Haunsperger’s nomination letters describe the amazing community of women in mathematics that she has created and nurtured for many years. She is a dedicated mentor, going out of her way to help young women make connections in the mathematical world. Colleagues at Carleton credit her with the helping to build and sustain the strong community of math majors there. She has served as co-editor of Math Horizons and as second vice president of the Mathematical Association of America (MAA).

“I am delighted and honored to receive the M. Gweneth Humphreys Award for Mentorship of Undergraduate Women in Mathematics from the Association for Women in Mathematics. Mentoring students in mathematics––young women in particular––has given great meaning to my life as a professor,” Haunsperger said. “The mentoring I received, both while an undergraduate and as a graduate student in mathematics, made an immeasurable difference in my professional life. I want all young women who are strongly interested in mathematics to know that they can succeed in mathematics and that there is a mathematical community waiting to receive them.”

Haunsperger, together with professor of mathematics Stephen Kennedy, conceived of Carleton’s summer mathematics program to mentor talented women early in their undergraduate studies. They have directed it nearly every summer since 1995, with Haunsperger playing the primary role in mentoring the participants. This program, sponsored by the National Science Foundation, is different from other mathematics programs for women because it is intended for mathematically talented students in their first or second year of college who are uncertain about their future mathematical trajectory. Many are from small colleges from which few students go on to earn a Ph.D. in mathematics. The program gives these students a community of women who are serious about mathematics, and in the end many pursue graduate studies in the field.
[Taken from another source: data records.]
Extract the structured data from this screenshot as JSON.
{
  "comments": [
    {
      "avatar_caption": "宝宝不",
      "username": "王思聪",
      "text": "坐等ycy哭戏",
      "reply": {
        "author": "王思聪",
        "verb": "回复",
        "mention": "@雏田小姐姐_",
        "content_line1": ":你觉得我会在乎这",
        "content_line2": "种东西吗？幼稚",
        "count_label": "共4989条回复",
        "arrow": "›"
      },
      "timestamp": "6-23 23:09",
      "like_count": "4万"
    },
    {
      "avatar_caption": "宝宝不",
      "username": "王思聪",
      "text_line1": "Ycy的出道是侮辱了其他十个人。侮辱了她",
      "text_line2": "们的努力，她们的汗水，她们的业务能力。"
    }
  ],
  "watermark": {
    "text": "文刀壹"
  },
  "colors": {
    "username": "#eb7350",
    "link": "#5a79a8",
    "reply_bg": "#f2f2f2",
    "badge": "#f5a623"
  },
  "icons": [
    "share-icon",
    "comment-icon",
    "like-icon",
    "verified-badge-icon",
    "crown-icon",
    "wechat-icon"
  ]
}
“Although nearly one-half of undergraduate degrees in mathematics go to women, only about one-quarter of PhDs in mathematics do,” Haunsperger said. “When Stephen Kennedy and I started the Carleton College Summer Mathematics Program for Women in 1995, we wanted to give undergraduate women who are talented in mathematics an opportunity to be surrounded by other women similarly talented, to encounter female role models, and to understand that they are capable of earning advanced degrees in mathematics.

“Each summer we try to encourage them and help fortify their confidence in their own mathematical abilities. Somewhere along the way we realized that we weren't just directing summer programs each summer, we had, almost inadvertently, laid the groundwork for the creation of a mutually supportive network of female mathematicians,” she said. “We began consciously and diligently cultivating that network, which now numbers several hundred women at all stages of their mathematical careers from first-year undergraduate to senior researcher.”  She noted that the women within this network eagerly offer one another advice, support, and scientific collaborations and consultations. “Participation in this community has enriched our lives beyond description; mentoring, begun as an act of service, has evolved into friendships and deep personal bonds with hundreds of incredibly talented, brilliant female mathematicians all over the country,” Haunsperger said.

“The AWM is pleased to honor Deanna Haunsperger for her wonderful achievements and unwavering efforts over decades in the mentoring of undergraduate women in mathematics, in particular in attracting them into the study of mathematics and creating a thriving community that supports them throughout their mathematical careers,” the organization said in a released statement.